(Stored data)
------------------------------------
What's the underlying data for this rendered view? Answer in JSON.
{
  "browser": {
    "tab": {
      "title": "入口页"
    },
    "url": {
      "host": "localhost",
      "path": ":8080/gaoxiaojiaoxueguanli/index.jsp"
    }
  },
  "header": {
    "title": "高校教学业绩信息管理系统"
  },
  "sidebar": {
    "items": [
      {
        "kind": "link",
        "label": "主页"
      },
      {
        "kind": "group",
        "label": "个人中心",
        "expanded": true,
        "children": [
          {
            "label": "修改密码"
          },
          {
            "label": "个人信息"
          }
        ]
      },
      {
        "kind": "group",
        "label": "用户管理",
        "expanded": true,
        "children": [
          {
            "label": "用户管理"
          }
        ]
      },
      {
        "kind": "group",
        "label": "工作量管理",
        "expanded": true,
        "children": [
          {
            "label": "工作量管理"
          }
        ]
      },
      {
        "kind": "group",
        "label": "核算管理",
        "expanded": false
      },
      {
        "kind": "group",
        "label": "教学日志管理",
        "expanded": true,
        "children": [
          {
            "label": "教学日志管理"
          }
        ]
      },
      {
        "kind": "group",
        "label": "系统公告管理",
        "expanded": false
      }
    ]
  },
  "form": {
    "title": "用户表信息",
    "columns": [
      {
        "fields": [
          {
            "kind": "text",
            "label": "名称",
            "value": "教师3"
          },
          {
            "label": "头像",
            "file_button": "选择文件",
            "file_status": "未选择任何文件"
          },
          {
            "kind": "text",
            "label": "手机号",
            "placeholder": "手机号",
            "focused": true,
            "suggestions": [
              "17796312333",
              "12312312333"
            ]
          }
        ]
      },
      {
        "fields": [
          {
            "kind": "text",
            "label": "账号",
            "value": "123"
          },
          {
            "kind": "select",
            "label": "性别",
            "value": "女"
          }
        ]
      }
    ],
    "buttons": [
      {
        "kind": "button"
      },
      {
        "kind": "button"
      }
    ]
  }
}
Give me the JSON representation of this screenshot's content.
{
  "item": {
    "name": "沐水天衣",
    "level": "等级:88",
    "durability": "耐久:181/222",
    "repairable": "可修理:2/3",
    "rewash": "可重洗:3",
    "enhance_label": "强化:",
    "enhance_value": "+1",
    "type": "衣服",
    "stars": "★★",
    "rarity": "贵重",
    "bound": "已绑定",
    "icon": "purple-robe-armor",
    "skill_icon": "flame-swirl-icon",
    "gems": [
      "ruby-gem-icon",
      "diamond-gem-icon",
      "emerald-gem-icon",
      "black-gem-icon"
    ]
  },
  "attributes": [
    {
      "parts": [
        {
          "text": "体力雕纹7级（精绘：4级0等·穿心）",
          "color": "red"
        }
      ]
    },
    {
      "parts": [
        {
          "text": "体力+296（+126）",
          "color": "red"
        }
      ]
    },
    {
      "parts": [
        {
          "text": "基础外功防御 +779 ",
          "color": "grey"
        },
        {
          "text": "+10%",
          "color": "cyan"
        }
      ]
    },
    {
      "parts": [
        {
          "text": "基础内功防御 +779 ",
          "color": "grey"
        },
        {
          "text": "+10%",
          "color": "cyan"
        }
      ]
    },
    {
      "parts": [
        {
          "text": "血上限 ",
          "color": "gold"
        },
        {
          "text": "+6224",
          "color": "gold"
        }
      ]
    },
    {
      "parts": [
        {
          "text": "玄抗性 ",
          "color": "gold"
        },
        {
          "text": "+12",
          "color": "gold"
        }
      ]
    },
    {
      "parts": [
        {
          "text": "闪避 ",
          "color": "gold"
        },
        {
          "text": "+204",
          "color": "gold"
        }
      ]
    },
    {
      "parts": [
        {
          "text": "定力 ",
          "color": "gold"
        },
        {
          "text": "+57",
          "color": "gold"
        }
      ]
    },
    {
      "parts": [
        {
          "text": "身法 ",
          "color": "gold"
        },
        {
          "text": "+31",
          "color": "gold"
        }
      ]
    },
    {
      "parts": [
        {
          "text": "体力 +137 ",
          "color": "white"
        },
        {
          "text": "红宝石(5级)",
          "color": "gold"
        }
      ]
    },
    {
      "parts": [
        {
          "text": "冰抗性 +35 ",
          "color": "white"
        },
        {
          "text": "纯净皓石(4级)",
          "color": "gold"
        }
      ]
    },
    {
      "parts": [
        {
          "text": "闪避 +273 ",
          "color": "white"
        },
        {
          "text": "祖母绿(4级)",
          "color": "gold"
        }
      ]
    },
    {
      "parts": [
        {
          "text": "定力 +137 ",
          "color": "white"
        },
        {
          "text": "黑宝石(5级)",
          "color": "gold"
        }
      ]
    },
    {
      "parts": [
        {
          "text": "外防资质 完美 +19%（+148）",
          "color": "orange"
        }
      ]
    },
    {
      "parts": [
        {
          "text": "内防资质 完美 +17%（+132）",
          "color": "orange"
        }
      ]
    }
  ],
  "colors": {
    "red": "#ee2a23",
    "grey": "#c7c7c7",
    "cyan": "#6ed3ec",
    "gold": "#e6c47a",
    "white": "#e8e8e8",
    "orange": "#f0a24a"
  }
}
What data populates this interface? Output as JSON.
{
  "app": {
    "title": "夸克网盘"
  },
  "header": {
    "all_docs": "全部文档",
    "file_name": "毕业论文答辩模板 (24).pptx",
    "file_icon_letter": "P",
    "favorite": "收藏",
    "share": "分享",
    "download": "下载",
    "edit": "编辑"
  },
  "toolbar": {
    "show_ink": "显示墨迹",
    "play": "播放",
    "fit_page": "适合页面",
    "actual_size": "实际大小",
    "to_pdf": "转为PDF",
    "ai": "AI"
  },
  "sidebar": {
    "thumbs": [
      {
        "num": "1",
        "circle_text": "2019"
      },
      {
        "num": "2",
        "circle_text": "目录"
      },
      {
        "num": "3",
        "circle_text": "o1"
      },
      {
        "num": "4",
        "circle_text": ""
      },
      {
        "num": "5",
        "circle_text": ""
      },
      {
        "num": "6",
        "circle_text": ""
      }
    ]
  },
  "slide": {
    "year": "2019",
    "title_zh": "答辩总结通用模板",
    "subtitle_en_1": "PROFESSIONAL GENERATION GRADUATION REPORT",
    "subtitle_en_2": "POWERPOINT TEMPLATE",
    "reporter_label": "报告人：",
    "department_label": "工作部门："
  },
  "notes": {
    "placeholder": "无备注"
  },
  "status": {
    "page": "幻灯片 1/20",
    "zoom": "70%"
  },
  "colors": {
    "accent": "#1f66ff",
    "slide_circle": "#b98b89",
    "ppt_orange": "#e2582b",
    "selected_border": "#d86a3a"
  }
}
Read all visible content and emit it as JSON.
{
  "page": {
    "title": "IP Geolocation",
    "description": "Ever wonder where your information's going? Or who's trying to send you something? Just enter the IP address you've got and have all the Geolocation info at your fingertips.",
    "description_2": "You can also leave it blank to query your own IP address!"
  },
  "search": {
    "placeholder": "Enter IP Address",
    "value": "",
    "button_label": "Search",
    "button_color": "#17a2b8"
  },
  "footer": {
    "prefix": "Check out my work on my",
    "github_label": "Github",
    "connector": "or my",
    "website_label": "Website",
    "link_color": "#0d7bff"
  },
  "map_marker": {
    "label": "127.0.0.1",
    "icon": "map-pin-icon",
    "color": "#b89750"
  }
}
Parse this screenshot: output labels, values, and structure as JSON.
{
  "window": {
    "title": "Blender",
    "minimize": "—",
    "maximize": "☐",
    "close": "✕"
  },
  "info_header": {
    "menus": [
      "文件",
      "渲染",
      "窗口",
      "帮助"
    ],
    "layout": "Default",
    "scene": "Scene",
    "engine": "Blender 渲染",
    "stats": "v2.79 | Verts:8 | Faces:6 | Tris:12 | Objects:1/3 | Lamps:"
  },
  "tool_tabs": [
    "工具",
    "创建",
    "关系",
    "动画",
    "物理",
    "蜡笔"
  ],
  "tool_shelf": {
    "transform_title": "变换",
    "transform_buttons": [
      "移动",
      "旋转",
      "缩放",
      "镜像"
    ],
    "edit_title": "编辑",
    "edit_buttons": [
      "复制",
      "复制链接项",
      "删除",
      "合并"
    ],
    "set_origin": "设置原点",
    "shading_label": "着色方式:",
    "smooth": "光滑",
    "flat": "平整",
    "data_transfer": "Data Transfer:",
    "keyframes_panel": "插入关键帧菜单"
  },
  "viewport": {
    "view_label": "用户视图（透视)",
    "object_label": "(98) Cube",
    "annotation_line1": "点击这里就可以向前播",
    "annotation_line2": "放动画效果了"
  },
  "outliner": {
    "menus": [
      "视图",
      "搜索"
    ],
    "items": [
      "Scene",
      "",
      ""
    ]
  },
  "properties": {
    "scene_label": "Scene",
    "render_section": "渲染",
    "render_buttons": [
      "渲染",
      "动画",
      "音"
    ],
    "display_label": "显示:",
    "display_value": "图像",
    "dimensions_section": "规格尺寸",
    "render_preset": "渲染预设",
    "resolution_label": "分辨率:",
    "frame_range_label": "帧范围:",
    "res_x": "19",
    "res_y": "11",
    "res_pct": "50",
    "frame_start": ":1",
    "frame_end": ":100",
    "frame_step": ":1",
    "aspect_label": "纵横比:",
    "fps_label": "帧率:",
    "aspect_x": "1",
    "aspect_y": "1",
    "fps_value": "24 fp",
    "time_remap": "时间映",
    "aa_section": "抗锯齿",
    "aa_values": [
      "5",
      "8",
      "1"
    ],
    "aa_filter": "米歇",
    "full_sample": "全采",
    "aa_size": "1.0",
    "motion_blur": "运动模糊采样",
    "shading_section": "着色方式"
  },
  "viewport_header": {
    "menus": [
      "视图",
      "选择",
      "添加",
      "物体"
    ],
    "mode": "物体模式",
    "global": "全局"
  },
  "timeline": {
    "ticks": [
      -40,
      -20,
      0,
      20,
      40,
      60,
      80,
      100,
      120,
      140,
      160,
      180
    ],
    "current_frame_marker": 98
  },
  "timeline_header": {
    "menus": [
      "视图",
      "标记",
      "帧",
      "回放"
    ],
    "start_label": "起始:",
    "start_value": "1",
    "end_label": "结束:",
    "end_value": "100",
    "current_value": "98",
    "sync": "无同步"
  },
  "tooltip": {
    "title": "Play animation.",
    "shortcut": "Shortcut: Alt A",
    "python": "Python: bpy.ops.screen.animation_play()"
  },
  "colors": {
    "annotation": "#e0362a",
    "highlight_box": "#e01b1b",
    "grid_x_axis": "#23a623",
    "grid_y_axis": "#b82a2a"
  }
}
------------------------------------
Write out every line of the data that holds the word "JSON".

What's the underlying data for this rendered view? Answer in JSON.
Give me the JSON representation of this screenshot's content.
What data populates this interface? Output as JSON.
Read all visible content and emit it as JSON.
Parse this screenshot: output labels, values, and structure as JSON.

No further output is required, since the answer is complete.